Cooking and Eating Together: Teaching our kids how to cook is an invaluable life skill. Our kitchen will often times mimic that of a high school science lab. It is where our kids go to experiment and be creative with different food and flavors. Our kids have a tangible and (most times) edible learning experience, they want to express themselves through the cooking of food. Our kids have been more willing to eat what they cook which cuts down on the pickiness a two year old and a four year would tend to have. Take Walks with Your Kids: Walking around our neighborhood at dusk brings us back to the days when one-on-one time meant actual face-to-face. This creates the opportunity for our kids to inquire about the sights and sounds around where they live while exercising too. Get into the Pool and Have Fun: Most kids love water. We get our kids into the pool and confident being around water (it’s also life insurance for them if they ever fall in). After swim lesson we teach our kids how to jump into the water and how to play pool games. My daughter and I had a 10 minute water gun fight! Do not sit on the sidelines watching your kids having fun, join them! Reading Books Together: Books open an opportunity for our kids to escape into another world. It also gives us time to reconnect. Our kids get to hear our passionate reading voices and laugh at or storytelling. Spending at least 15 minutes a day reading to your kid is a good starting point.
Good Old Fashioned Playing: Unscripted and fun. Teach your child how to play (we as parents forget how to play). My husband was casually taking some cardboard boxes to the recycling bin, when out of the blue, he turns around in the living room and looks at our kids.

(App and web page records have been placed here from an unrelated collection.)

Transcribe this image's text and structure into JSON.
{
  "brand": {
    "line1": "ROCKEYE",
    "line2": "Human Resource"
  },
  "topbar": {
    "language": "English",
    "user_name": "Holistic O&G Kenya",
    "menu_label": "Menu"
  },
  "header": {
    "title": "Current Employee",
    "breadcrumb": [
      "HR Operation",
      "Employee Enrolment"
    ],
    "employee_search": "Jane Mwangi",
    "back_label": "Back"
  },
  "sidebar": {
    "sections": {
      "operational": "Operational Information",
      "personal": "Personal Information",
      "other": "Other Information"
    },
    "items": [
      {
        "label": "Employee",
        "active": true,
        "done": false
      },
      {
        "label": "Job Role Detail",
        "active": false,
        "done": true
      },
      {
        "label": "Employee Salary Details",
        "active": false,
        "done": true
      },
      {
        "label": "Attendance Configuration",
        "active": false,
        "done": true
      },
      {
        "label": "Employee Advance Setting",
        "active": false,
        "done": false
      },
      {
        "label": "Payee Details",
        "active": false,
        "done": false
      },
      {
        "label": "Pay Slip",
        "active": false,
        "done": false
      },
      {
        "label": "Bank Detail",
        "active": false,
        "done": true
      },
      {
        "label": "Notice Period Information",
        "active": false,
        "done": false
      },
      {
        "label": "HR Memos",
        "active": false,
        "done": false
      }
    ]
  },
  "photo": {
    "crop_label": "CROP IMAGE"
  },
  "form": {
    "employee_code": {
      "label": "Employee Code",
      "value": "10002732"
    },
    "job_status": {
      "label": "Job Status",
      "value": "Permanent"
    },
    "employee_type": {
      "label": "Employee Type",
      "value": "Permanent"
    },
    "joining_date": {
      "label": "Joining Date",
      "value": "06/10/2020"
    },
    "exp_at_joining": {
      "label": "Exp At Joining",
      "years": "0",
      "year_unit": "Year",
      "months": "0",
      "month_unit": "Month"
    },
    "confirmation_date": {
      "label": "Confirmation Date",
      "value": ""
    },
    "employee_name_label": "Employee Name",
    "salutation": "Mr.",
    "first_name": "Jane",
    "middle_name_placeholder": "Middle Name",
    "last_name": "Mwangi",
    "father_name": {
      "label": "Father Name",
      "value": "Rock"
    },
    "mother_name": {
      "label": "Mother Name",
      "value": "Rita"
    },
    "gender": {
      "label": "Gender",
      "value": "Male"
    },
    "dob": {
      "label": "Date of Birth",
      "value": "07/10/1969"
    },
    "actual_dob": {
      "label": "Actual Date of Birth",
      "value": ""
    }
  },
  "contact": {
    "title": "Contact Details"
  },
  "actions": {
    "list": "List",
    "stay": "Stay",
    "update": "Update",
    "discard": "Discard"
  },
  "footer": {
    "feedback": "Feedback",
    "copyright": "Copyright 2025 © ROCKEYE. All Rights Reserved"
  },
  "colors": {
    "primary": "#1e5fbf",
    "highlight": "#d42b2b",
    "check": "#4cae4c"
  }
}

Ten minutes later, they had cut out and decorated two rocket ships and were soon off to space! The kids loved it. Go back to your inner kid and (seriously) play for your kids, kids don't judge you and they want to connect with you! Unplug and reconnect with your kids. Include them as much as possible into your daily activities absent electronics. They long for that connection and everyone will be better off because of it!